Predatory publishing practices are unethical initiatives that are being partially fed by the combined necessity to publish and the advent of the open access initiative. Many scholars of various disciplines are solicited to submit manuscripts to journals that tout large impact and open access to a wide audience while charging high article processing fees. Unfortunately, these journals are often not reputable nor findable. Submitting to these predatory journals means that other scholars cannot benefit from the work, and the author will not receive any meaningful metrics or be able to re-publish the work elsewhere. This practice also extends to predatory conferences, too. Conferences in enticing locations invite professionals to present for large fees, but do not provide a worthwhile, enriching meeting in return.
After the presentation, attendees will be able to:
- Understand the history and development of predatory publishing and conferences.
- Recognize predatory practices
- Distinguish between legitimate open access journals and phishing attempts.
- Identify markers of potentially predatory emails, journal websites, conferences and publication offers.
- Confidently judge the potential value of these unrequested solicitations.
Date: Tuesday, July 23, 2019

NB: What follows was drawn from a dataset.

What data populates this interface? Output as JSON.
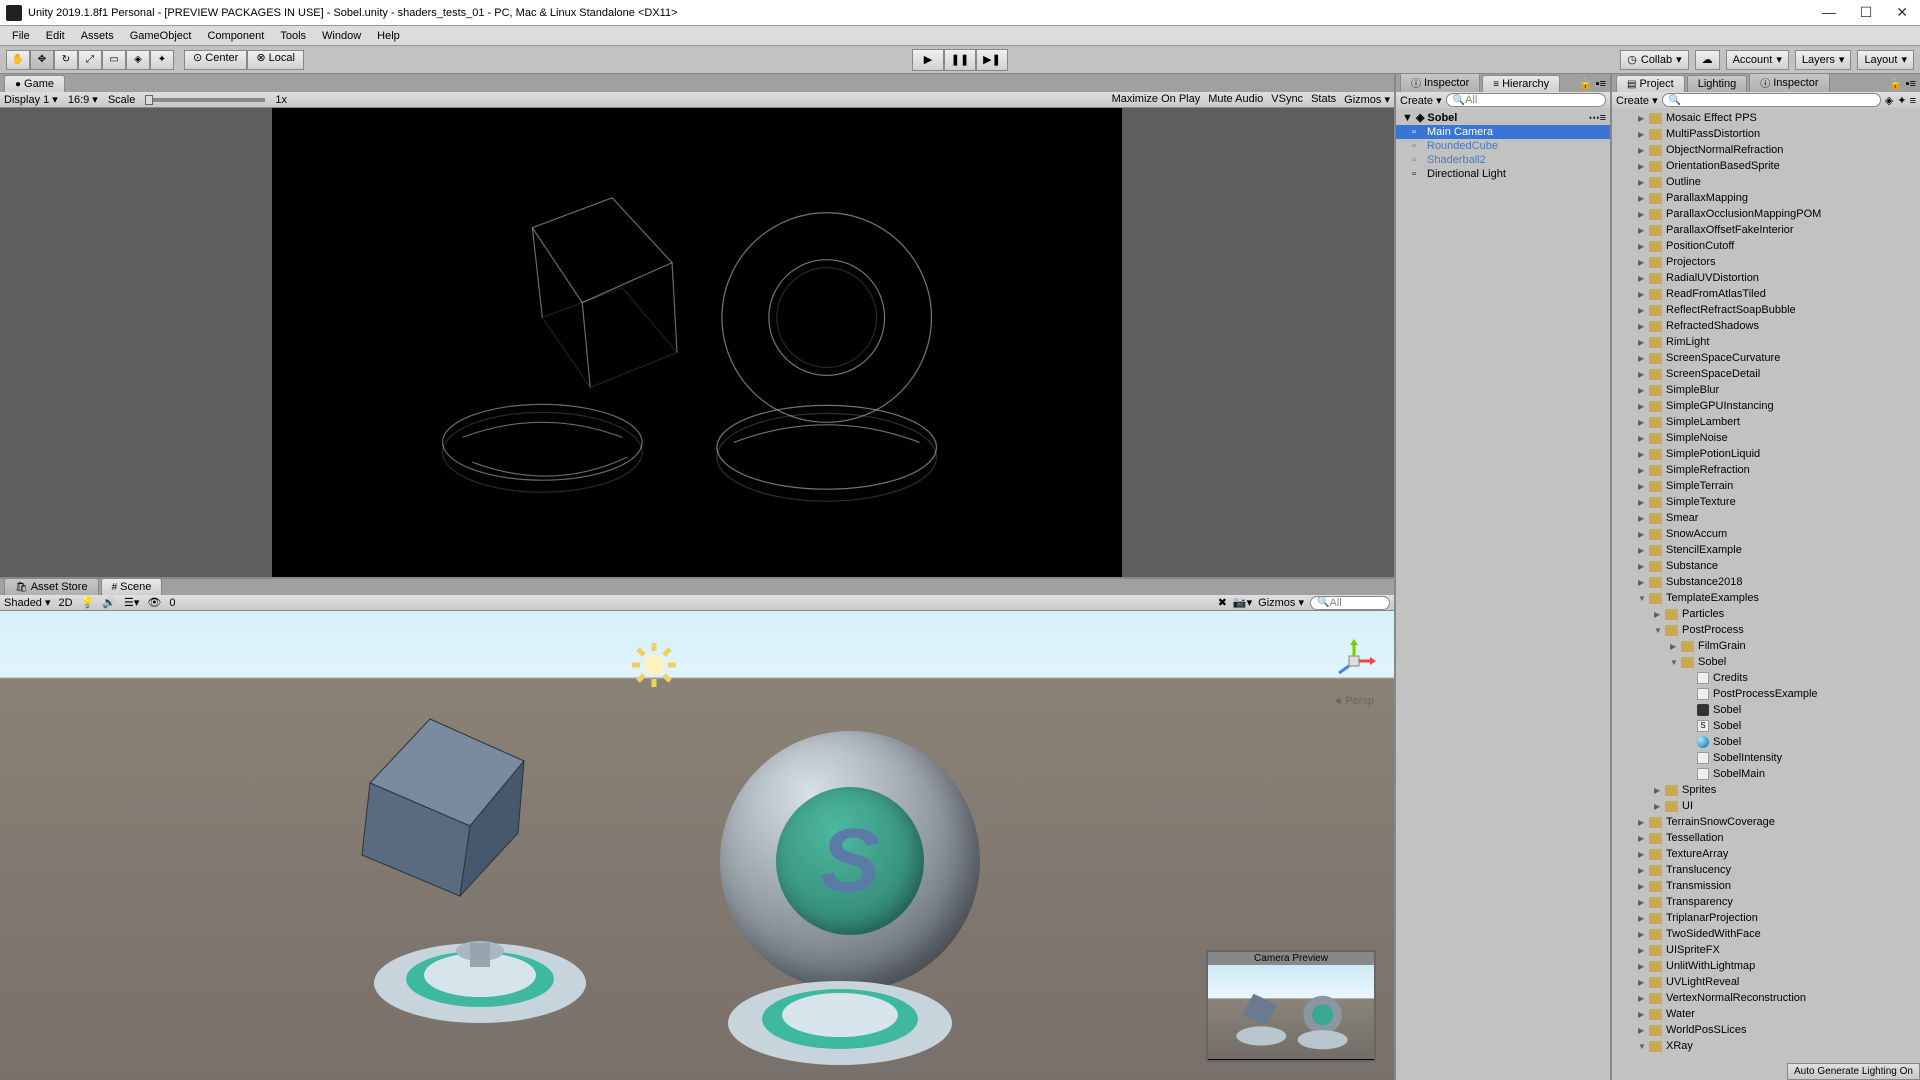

Time: 10:30am - 11:30am
Location: Research Building 6, Room 1.108 (in Testing Center)
Instructor: Anne Howard